In an ideal world, we would not need a human rights commission.
Respect for human rights is a fundamental Canadian value. It’s among the things that set Canada apart from countries where human dignity and respect are not deeply entrenched. It’s among the reasons why Canada has never suffered the ethnic violence that has ripped other countries apart. Ask people in Ukraine, Syria, Burma, Sudan or Afghanistan whether protection and promotion of human rights is a good thing.
Our Yukon legislature created our human rights law almost three decades ago. The aim of our Human Rights Act is to discourage and eliminate discrimination and to promote the inherent dignity and worth of all members of our human family. Those values and the work of the Yukon Human Rights Commission remain as important today as they were then.
While Canada is a country known for celebrating diversity, we are not perfect. Not all Canadians enjoy full equality.
Students are still bullied because they are gay or lesbian; women are still fired because they are pregnant; people are still refused jobs because of a disability; and immigrants are sometimes told to go back where they came from.
Canada’s first people have faced racism from those who came after. Aboriginal women go missing or are murdered in our own community. So what is this talk of abolishing the human rights commission?
Graham Lang’s op-ed in the March 5 edition of the Yukon News proposes exactly that. It is important to correct inaccuracies in Mr. Lang’s article. I appreciate the opportunity to set the record straight.
Mr. Lang says he would be unhappy if he were charged with a crime and then tried by three random citizens. He thinks this happens in the human rights system. In fact, ordinary people do decide criminal cases when they sit on juries. By and large this works. However, the criminal justice and human rights systems are quite different.
Mr. Lang uses criminal law terms like the “accused” and “guilty” to describe the human rights process, but the human rights system cannot punish or deprive individuals of their liberty, as the criminal system does. Rather, the human rights board figures out if discrimination has occurred and if so, provides remedies. It does this outside the court system, which is adversarial, procedurally complex, and expensive.

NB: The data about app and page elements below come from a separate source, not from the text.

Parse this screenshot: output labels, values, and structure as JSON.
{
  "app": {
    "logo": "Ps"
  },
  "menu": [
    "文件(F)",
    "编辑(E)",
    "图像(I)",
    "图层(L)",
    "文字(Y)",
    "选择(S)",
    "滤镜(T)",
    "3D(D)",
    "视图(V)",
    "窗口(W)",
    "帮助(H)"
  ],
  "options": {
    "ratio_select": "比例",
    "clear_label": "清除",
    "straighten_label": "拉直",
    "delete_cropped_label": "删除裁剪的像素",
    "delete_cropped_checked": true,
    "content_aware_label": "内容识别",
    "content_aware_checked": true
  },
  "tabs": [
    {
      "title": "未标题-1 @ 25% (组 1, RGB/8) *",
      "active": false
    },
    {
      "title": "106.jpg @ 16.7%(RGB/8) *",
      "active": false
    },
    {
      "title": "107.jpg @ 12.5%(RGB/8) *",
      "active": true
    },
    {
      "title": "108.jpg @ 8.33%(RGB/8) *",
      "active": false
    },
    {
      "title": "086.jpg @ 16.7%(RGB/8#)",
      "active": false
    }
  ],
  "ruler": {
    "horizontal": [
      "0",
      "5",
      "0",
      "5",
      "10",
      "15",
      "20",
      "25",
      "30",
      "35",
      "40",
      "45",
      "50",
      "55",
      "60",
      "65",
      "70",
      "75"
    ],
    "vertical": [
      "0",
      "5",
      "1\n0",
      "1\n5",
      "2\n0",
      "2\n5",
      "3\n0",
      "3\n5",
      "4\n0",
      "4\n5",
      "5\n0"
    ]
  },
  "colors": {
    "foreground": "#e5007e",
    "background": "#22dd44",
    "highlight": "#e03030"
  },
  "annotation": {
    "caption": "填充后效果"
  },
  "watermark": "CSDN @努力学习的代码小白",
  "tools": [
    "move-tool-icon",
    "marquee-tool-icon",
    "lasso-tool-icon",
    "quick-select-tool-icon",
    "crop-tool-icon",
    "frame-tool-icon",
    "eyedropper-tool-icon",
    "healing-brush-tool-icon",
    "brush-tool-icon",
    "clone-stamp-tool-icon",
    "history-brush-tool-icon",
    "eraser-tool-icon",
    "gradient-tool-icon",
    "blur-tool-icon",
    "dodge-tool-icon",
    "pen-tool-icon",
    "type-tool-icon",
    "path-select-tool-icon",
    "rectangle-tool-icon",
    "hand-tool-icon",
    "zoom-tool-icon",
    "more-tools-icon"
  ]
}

Mr. Lang says the human rights system is free for complainants but expensive for the “accused.” In fact, the system is free for everyone. Employers, employees, and members of the public call our free help-line daily for information and advice.
No one has to hire a lawyer at any stage in the process, including hearings. Sometimes people do, and that is their right. When the commission’s lawyer takes complaints to hearing, she is there to represent the public interest as the commission’s lawyer, not the complainant’s. She ensures the board of adjudication has all the relevant evidence. When respondents and complainants are not represented, she helps both sides understand the process, to ensure fairness.
Most cases actually don’t go to hearing and not all complaints are investigated. Some are not because there are no reasonable grounds for believing discrimination has occurred. But in cases where there are reasonable grounds, many of these are settled with the commission’s help.
The commission’s role is to be fair to both sides and ensure that any settlement meets the objectives of the Human Rights Act. Sometimes complainants do not want money, but other remedies like respect, understanding, an apology, and a way to repair a relationship.
Our adversarial court system, run by lawyers, is good at some things. But it is not designed to achieve these intangible remedies.
The commission does more than work on complaints. We do research on discrimination. We refer people to other agencies in the community if their issues do not fall within the commission’s mandate. We provide training, education, and help with policy writing so that schools, workplaces and service providers can prevent discrimination and harassment or deal with it more effectively themselves.
We also work with community organizations to advance equality: for example, we helped convince the City of Whitehorse to join the Canadian Coalition of Municipalities Against Racism and Discrimination as part of Yukon Cultures Connect.
The court system is not equipped to do this education, promotion and prevention work. Consider British Columbia where the human rights commission was abolished several years ago. According to Bill Black, a nationally recognized expert on human rights law, “the lack of a commission in B.C. makes prevention of human rights violations more difficult because no specialized agency is responsible for human rights education or the promotion of human rights.”
An informed public is one of the guardians of democracy. Our law belongs to you, the people, and so does our human rights system. You can find out more, and share ideas to improve our system by calling, emailing, or dropping by at 101 – 9010 Quartz Road.
Or look online at www.yhrc.yk.ca. You will find our recommendations for improving the human rights system through law reform there or can get a copy of those reports from our office.
Fia Jampolsky is chair of the Yukon Human Rights Commission and a lawyer who has practised criminal and administrative law in Yukon.